■ **What you are asked to do**:
All that is needed is each line of the entries holding the word "contain", copied as it stands.

■ **Provided records**:
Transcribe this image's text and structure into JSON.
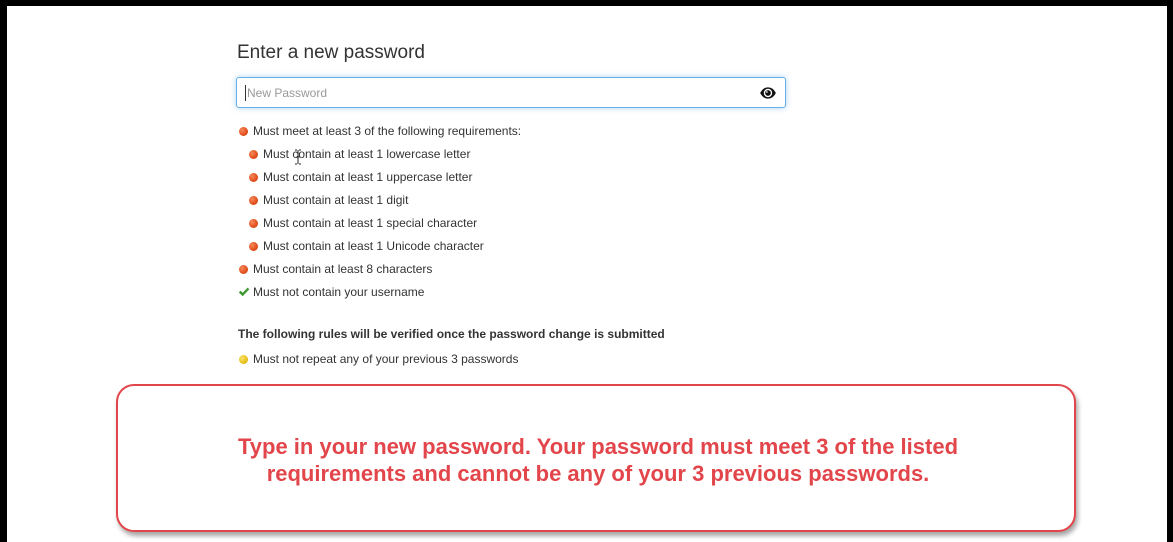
{
  "form": {
    "heading": "Enter a new password",
    "password_placeholder": "New Password",
    "password_value": "",
    "show_password_icon": "eye-icon"
  },
  "requirements": {
    "group_label": "Must meet at least 3 of the following requirements:",
    "group_status": "unmet",
    "sub_items": [
      {
        "label": "Must contain at least 1 lowercase letter",
        "status": "unmet"
      },
      {
        "label": "Must contain at least 1 uppercase letter",
        "status": "unmet"
      },
      {
        "label": "Must contain at least 1 digit",
        "status": "unmet"
      },
      {
        "label": "Must contain at least 1 special character",
        "status": "unmet"
      },
      {
        "label": "Must contain at least 1 Unicode character",
        "status": "unmet"
      }
    ],
    "length_label": "Must contain at least 8 characters",
    "length_status": "unmet",
    "username_label": "Must not contain your username",
    "username_status": "met"
  },
  "verification": {
    "title": "The following rules will be verified once the password change is submitted",
    "item_label": "Must not repeat any of your previous 3 passwords",
    "item_status": "pending"
  },
  "callout": {
    "line1": "Type in your new password. Your password must meet 3 of the listed",
    "line2": "requirements and cannot be any of your 3 previous passwords."
  },
  "colors": {
    "unmet": "#e4521f",
    "met": "#3c9a2e",
    "pending": "#e6c11a",
    "callout": "#e2454a",
    "focus": "#66afe9"
  }
}
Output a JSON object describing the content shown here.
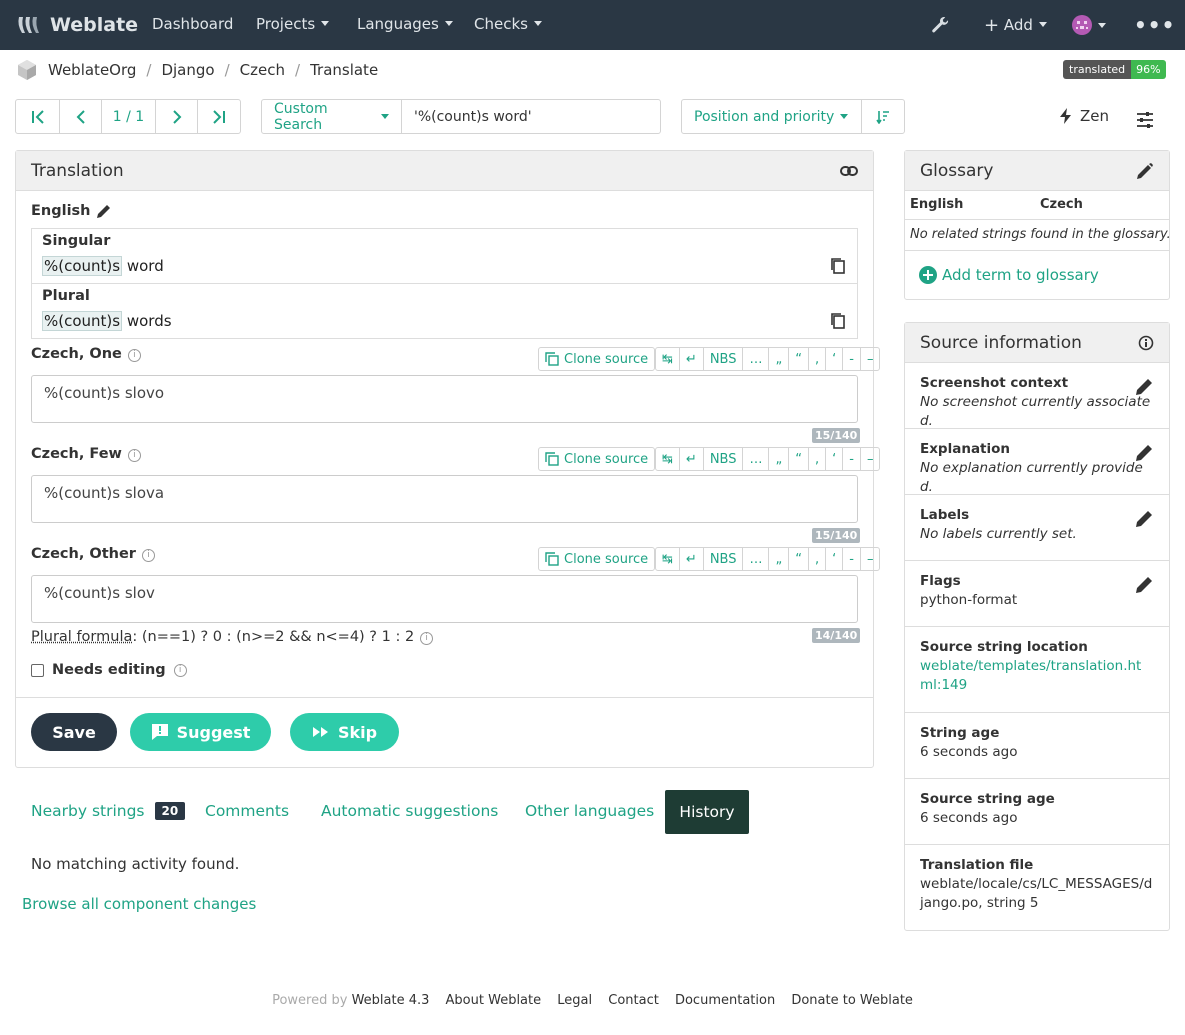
{
  "navbar": {
    "brand": "Weblate",
    "items": [
      "Dashboard",
      "Projects",
      "Languages",
      "Checks"
    ],
    "add": "Add"
  },
  "breadcrumb": [
    "WeblateOrg",
    "Django",
    "Czech",
    "Translate"
  ],
  "badge": {
    "label": "translated",
    "value": "96%"
  },
  "pager": {
    "position": "1 / 1"
  },
  "search": {
    "mode": "Custom Search",
    "query": "'%(count)s word'"
  },
  "sort": {
    "label": "Position and priority"
  },
  "zen": "Zen",
  "translation": {
    "title": "Translation",
    "source_lang": "English",
    "singular_label": "Singular",
    "singular_ph": "%(count)s",
    "singular_rest": " word",
    "plural_label": "Plural",
    "plural_ph": "%(count)s",
    "plural_rest": " words",
    "forms": [
      {
        "label": "Czech, One",
        "value": "%(count)s slovo",
        "counter": "15/140"
      },
      {
        "label": "Czech, Few",
        "value": "%(count)s slova",
        "counter": "15/140"
      },
      {
        "label": "Czech, Other",
        "value": "%(count)s slov",
        "counter": "14/140"
      }
    ],
    "clone": "Clone source",
    "chars": [
      "↹",
      "↵",
      "NBS",
      "…",
      "„",
      "“",
      ",",
      "‘",
      "-",
      "–"
    ],
    "plural_formula_label": "Plural formula",
    "plural_formula": ": (n==1) ? 0 : (n>=2 && n<=4) ? 1 : 2",
    "needs_editing": "Needs editing",
    "save": "Save",
    "suggest": "Suggest",
    "skip": "Skip"
  },
  "tabs": {
    "nearby": "Nearby strings",
    "nearby_count": "20",
    "comments": "Comments",
    "auto": "Automatic suggestions",
    "other": "Other languages",
    "history": "History"
  },
  "history": {
    "empty": "No matching activity found.",
    "browse": "Browse all component changes"
  },
  "glossary": {
    "title": "Glossary",
    "col1": "English",
    "col2": "Czech",
    "empty": "No related strings found in the glossary.",
    "add": "Add term to glossary"
  },
  "source_info": {
    "title": "Source information",
    "rows": [
      {
        "title": "Screenshot context",
        "value": "No screenshot currently associated."
      },
      {
        "title": "Explanation",
        "value": "No explanation currently provided."
      },
      {
        "title": "Labels",
        "value": "No labels currently set."
      },
      {
        "title": "Flags",
        "value": "python-format"
      },
      {
        "title": "Source string location",
        "value": "weblate/templates/translation.html:149"
      },
      {
        "title": "String age",
        "value": "6 seconds ago"
      },
      {
        "title": "Source string age",
        "value": "6 seconds ago"
      },
      {
        "title": "Translation file",
        "value": "weblate/locale/cs/LC_MESSAGES/django.po, string 5"
      }
    ]
  },
  "footer": {
    "powered": "Powered by",
    "version": "Weblate 4.3",
    "links": [
      "About Weblate",
      "Legal",
      "Contact",
      "Documentation",
      "Donate to Weblate"
    ]
  },
  "colors": {
    "accent": "#1fa385",
    "navbar": "#2a3744",
    "dark_button": "#2a3744",
    "history_tab": "#1e3c34"
  }
}
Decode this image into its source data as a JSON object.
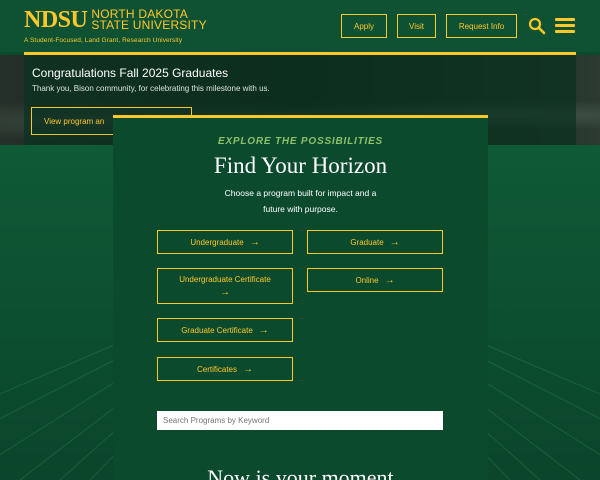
{
  "header": {
    "logo_mark": "NDSU",
    "logo_line1": "NORTH DAKOTA",
    "logo_line2": "STATE UNIVERSITY",
    "tagline": "A Student-Focused, Land Grant, Research University",
    "buttons": {
      "apply": "Apply",
      "visit": "Visit",
      "request_info": "Request Info"
    },
    "icons": {
      "search": "search-icon",
      "menu": "hamburger-menu-icon"
    }
  },
  "hero": {
    "title": "Congratulations Fall 2025 Graduates",
    "subtitle": "Thank you, Bison community, for celebrating this milestone with us.",
    "button_label": "View program an"
  },
  "explore": {
    "eyebrow": "EXPLORE THE POSSIBILITIES",
    "title": "Find Your Horizon",
    "subtitle": "Choose a program built for impact and a future with purpose.",
    "programs": {
      "undergraduate": "Undergraduate",
      "graduate": "Graduate",
      "undergraduate_certificate": "Undergraduate Certificate",
      "online": "Online",
      "graduate_certificate": "Graduate Certificate",
      "certificates": "Certificates"
    },
    "arrow": "→",
    "search_placeholder": "Search Programs by Keyword",
    "search_value": ""
  },
  "moment_heading": "Now is your moment",
  "colors": {
    "brand_green": "#0e5233",
    "brand_gold": "#ffc72a",
    "eyebrow_green": "#8fbf6a"
  }
}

■ **Finished exercise**:
        "label": "Must contain at least 1 lowercase letter",
        "label": "Must contain at least 1 uppercase letter",
        "label": "Must contain at least 1 digit",
        "label": "Must contain at least 1 special character",
        "label": "Must contain at least 1 Unicode character",
    "length_label": "Must contain at least 8 characters",
    "username_label": "Must not contain your username",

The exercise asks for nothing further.